• [Work required]: Could the data below be retyped exactly, without its pictures?

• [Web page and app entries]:
——————————
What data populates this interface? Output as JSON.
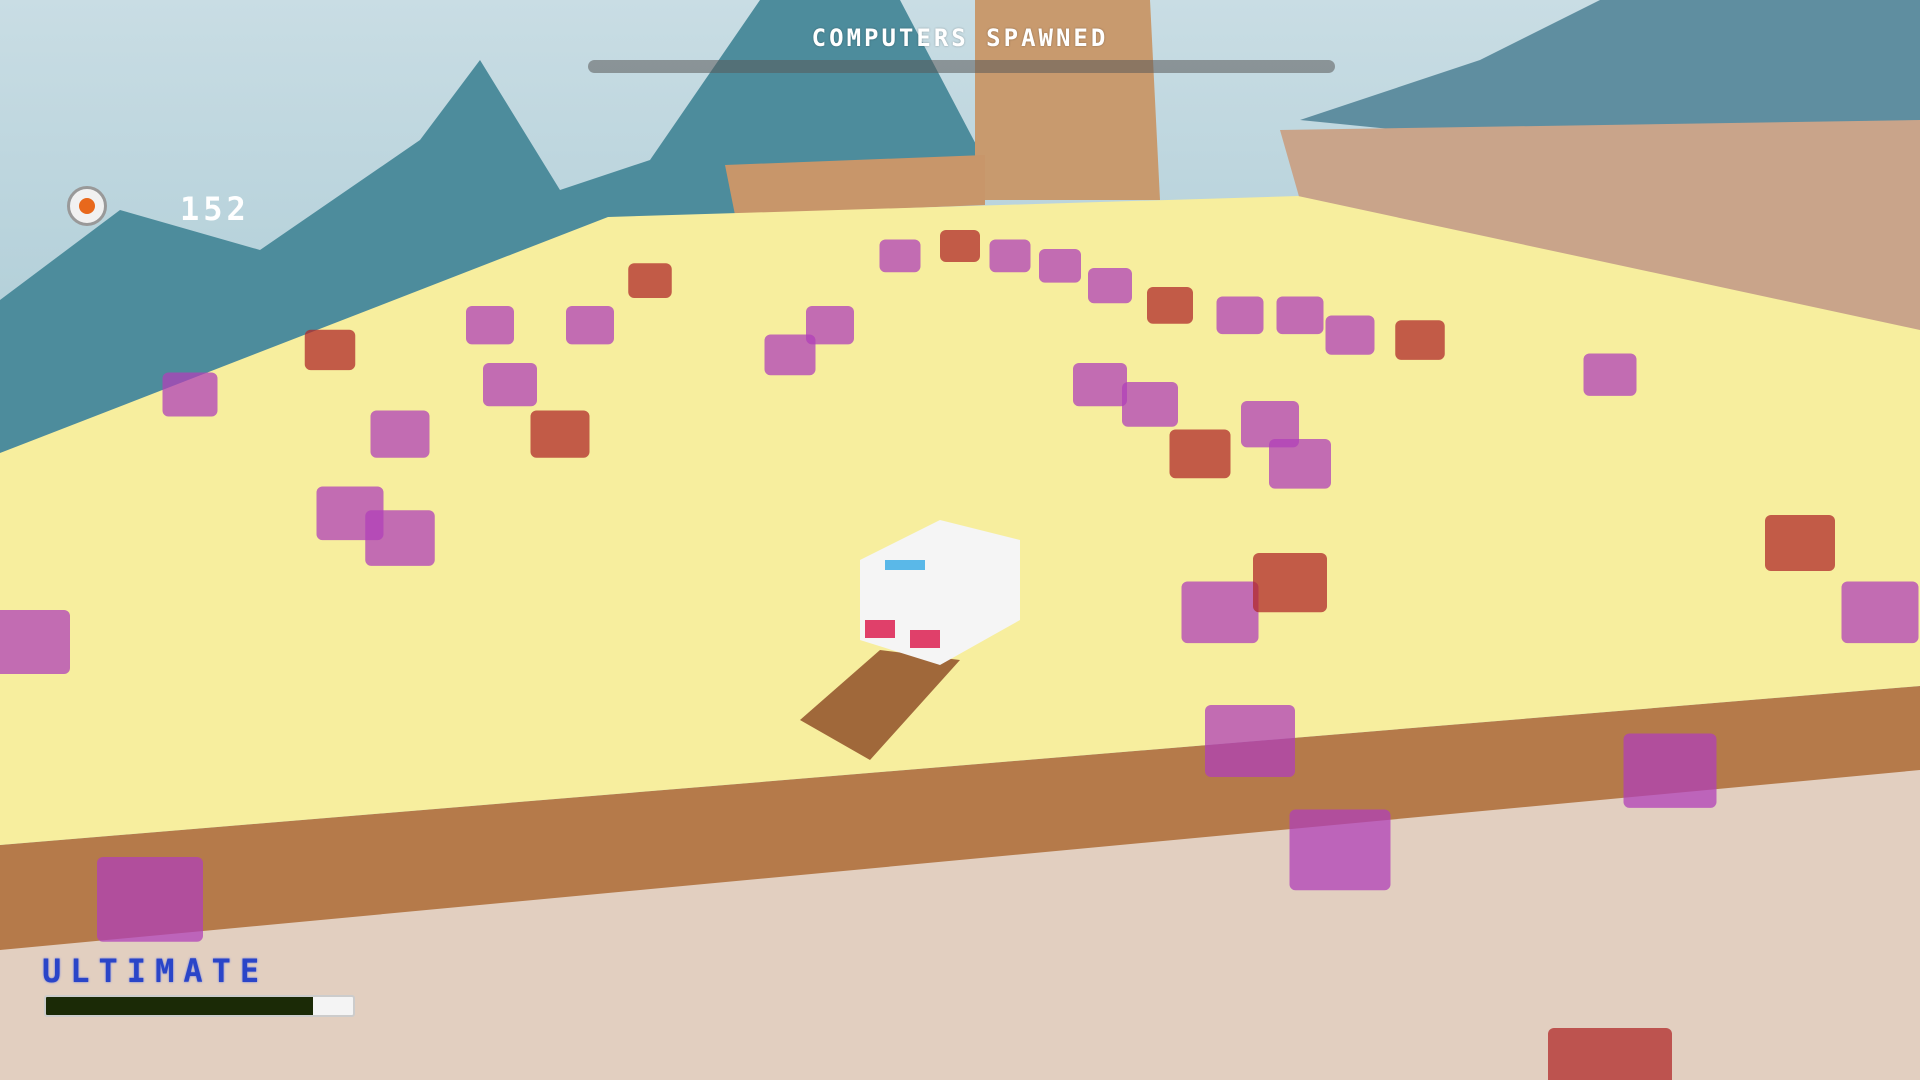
{
  "hud": {
    "progress_title": "COMPUTERS SPAWNED",
    "progress_fraction": 0,
    "coin_icon": "coin-icon",
    "coin_count": "152",
    "ultimate_label": "ULTIMATE",
    "ultimate_fraction": 0.87
  },
  "colors": {
    "platform": "#f7ee9e",
    "platform_side": "#b57a4a",
    "computer_purple": "#b040b8",
    "computer_red": "#b02a2a",
    "ultimate_text": "#2a45c8",
    "coin": "#e8681c"
  }
}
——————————
• [Answer section]:
What data populates this interface? Output as JSON.
{
  "hud": {
    "progress_title": "COMPUTERS SPAWNED",
    "progress_fraction": 0,
    "coin_icon": "coin-icon",
    "coin_count": "152",
    "ultimate_label": "ULTIMATE",
    "ultimate_fraction": 0.87
  },
  "colors": {
    "platform": "#f7ee9e",
    "platform_side": "#b57a4a",
    "computer_purple": "#b040b8",
    "computer_red": "#b02a2a",
    "ultimate_text": "#2a45c8",
    "coin": "#e8681c"
  }
}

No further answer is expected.